plt.show()

#### Classification as Spatial Partitioning

Classification can be a somewhat arbitrary process. It forces us to draw a line in the sand even though conceptual categories often have fuzzy boundaries. Presumably no one would say that one grain of sand makes a pile, but everyone would say one million grains of sand do. Somewhere between these, we must draw a line. In other words, categories are perceptual - their existence is contingent upon our looking for them.
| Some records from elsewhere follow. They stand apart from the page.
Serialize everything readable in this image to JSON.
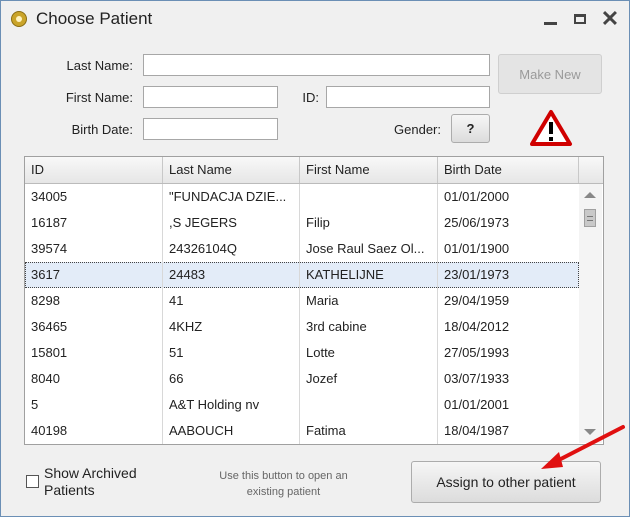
{
  "window": {
    "title": "Choose Patient"
  },
  "form": {
    "last_name_label": "Last Name:",
    "first_name_label": "First Name:",
    "id_label": "ID:",
    "birth_date_label": "Birth Date:",
    "gender_label": "Gender:",
    "last_name_value": "",
    "first_name_value": "",
    "id_value": "",
    "birth_date_value": "",
    "make_new_label": "Make New",
    "gender_button_label": "?"
  },
  "grid": {
    "columns": [
      "ID",
      "Last Name",
      "First Name",
      "Birth Date"
    ],
    "rows": [
      [
        "34005",
        "\"FUNDACJA DZIE...",
        "",
        "01/01/2000"
      ],
      [
        "16187",
        ",S JEGERS",
        "Filip",
        "25/06/1973"
      ],
      [
        "39574",
        "24326104Q",
        "Jose Raul Saez Ol...",
        "01/01/1900"
      ],
      [
        "3617",
        "24483",
        "KATHELIJNE",
        "23/01/1973"
      ],
      [
        "8298",
        "41",
        "Maria",
        "29/04/1959"
      ],
      [
        "36465",
        "4KHZ",
        "3rd cabine",
        "18/04/2012"
      ],
      [
        "15801",
        "51",
        "Lotte",
        "27/05/1993"
      ],
      [
        "8040",
        "66",
        "Jozef",
        "03/07/1933"
      ],
      [
        "5",
        "A&T Holding nv",
        "",
        "01/01/2001"
      ],
      [
        "40198",
        "AABOUCH",
        "Fatima",
        "18/04/1987"
      ]
    ],
    "selected_row": 3
  },
  "footer": {
    "show_archived_label": "Show Archived Patients",
    "show_archived_checked": false,
    "hint_text": "Use this button to open an existing patient",
    "assign_button_label": "Assign to other patient"
  },
  "colors": {
    "warning": "#d00000",
    "arrow": "#e01010",
    "selection": "#e3ecf8"
  },
  "icons": [
    "app-icon",
    "minimize-icon",
    "maximize-icon",
    "close-icon",
    "warning-icon",
    "arrow-icon"
  ]
}
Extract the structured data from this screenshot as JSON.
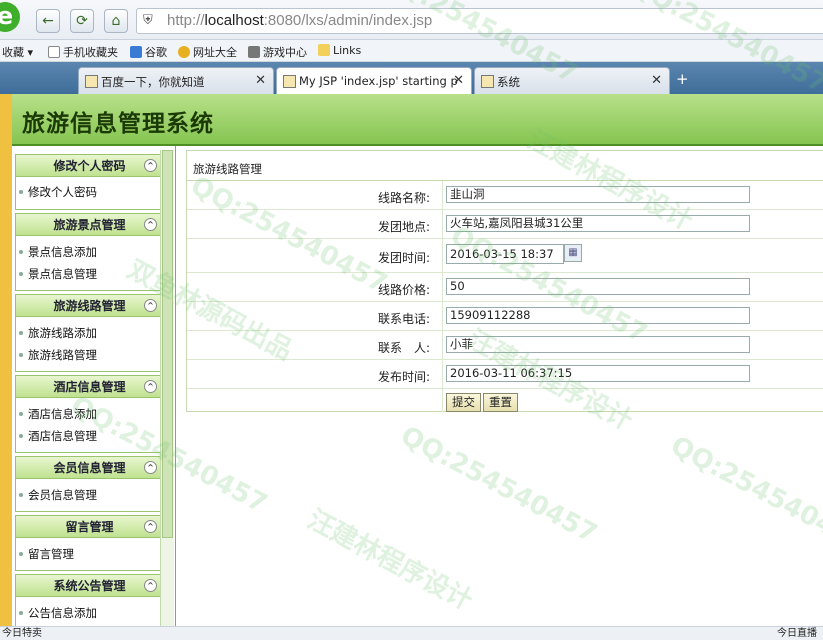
{
  "browser": {
    "url_prefix": "http://",
    "url_host": "localhost",
    "url_rest": ":8080/lxs/admin/index.jsp",
    "favorites": [
      {
        "label": "收藏 ▾"
      },
      {
        "label": "手机收藏夹"
      },
      {
        "label": "谷歌"
      },
      {
        "label": "网址大全"
      },
      {
        "label": "游戏中心"
      },
      {
        "label": "Links"
      }
    ],
    "tabs": [
      {
        "label": "百度一下，你就知道"
      },
      {
        "label": "My JSP 'index.jsp' starting p"
      },
      {
        "label": "系统"
      }
    ],
    "status_left": "今日特卖",
    "status_right": "今日直播"
  },
  "app": {
    "title": "旅游信息管理系统"
  },
  "sidebar": {
    "groups": [
      {
        "title": "修改个人密码",
        "items": [
          "修改个人密码"
        ]
      },
      {
        "title": "旅游景点管理",
        "items": [
          "景点信息添加",
          "景点信息管理"
        ]
      },
      {
        "title": "旅游线路管理",
        "items": [
          "旅游线路添加",
          "旅游线路管理"
        ]
      },
      {
        "title": "酒店信息管理",
        "items": [
          "酒店信息添加",
          "酒店信息管理"
        ]
      },
      {
        "title": "会员信息管理",
        "items": [
          "会员信息管理"
        ]
      },
      {
        "title": "留言管理",
        "items": [
          "留言管理"
        ]
      },
      {
        "title": "系统公告管理",
        "items": [
          "公告信息添加"
        ]
      }
    ]
  },
  "form": {
    "panel_title": "旅游线路管理",
    "fields": [
      {
        "label": "线路名称:",
        "value": "韭山洞"
      },
      {
        "label": "发团地点:",
        "value": "火车站,嘉凤阳县城31公里"
      },
      {
        "label": "发团时间:",
        "value": "2016-03-15 18:37"
      },
      {
        "label": "线路价格:",
        "value": "50"
      },
      {
        "label": "联系电话:",
        "value": "15909112288"
      },
      {
        "label": "联系　人:",
        "value": "小菲"
      },
      {
        "label": "发布时间:",
        "value": "2016-03-11 06:37:15"
      }
    ],
    "submit_label": "提交",
    "reset_label": "重置"
  },
  "watermarks": [
    "QQ:254540457",
    "汪建林程序设计",
    "双鱼林源码出品"
  ]
}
Let's see what this means for clustering algorithms.

#### A Brief Look at k-means Clustering

Concept

• Assign data points to a set number of clusters:
• Find the nearest "cluster center" for each data point
• Adjust each cluster center position to be the centroid of its associated data points
• Repeat until no data point changes its assigned cluster from previous iteration

Algorithm

• Let $$\mathbf{X} = \{ \mathbf{x_1}, \mathbf{x_2} \cdots \mathbf{x_n} \}$$ be the set of data points
• Let $$\mathbf{V} = \{ \mathbf{v_1}, \mathbf{v_2} \cdots \mathbf{v_c} \}$$ be the set of cluster centers

1. Randomly select 'c' cluster centers
2. Compute the distance between each data point and each cluster center
3. Assign each data point to its nearest cluster
4. Recompute the new cluster centers using the formula:
$$\mathbf{v_i} = \frac{1}{c_i}\sum_{j=1}^{c_i} \mathbf{x_j}$$
where $$c_i$$ is the number of data points in the $$i^{th}$$ cluster
5. Recompute the distance between each data point and the new cluster centers
6. If no data point was reassigned then stop, otherwise repeat from Step 3

Limitations

• Requires user to specify the number of clusters.
Therefore, we cannot really probe how many distinct categories exist.
• Does not perform well on highly overlapping data.
• Euclidean distance can skew weighting of underlying factors.
• Algorithm is not invariant with respect to non-linear transformations.
With different representations of the data - polar coordinates vs Cartesian coordinates, e.g. - we get different results.

#### Homework

Assignment

• Install Python, Pip, NumPy and Matplotlib.
• Implement K-Means Clustering in Python.
• Spend some time experimenting with vectors and matrices in Python / NumPy:
• Try out the operations we've discussed.
• Plug-in different values and dimensions.
• Consider the results, tweak the values and repeat.
• The more you play with these operations, the more intuitive they will become.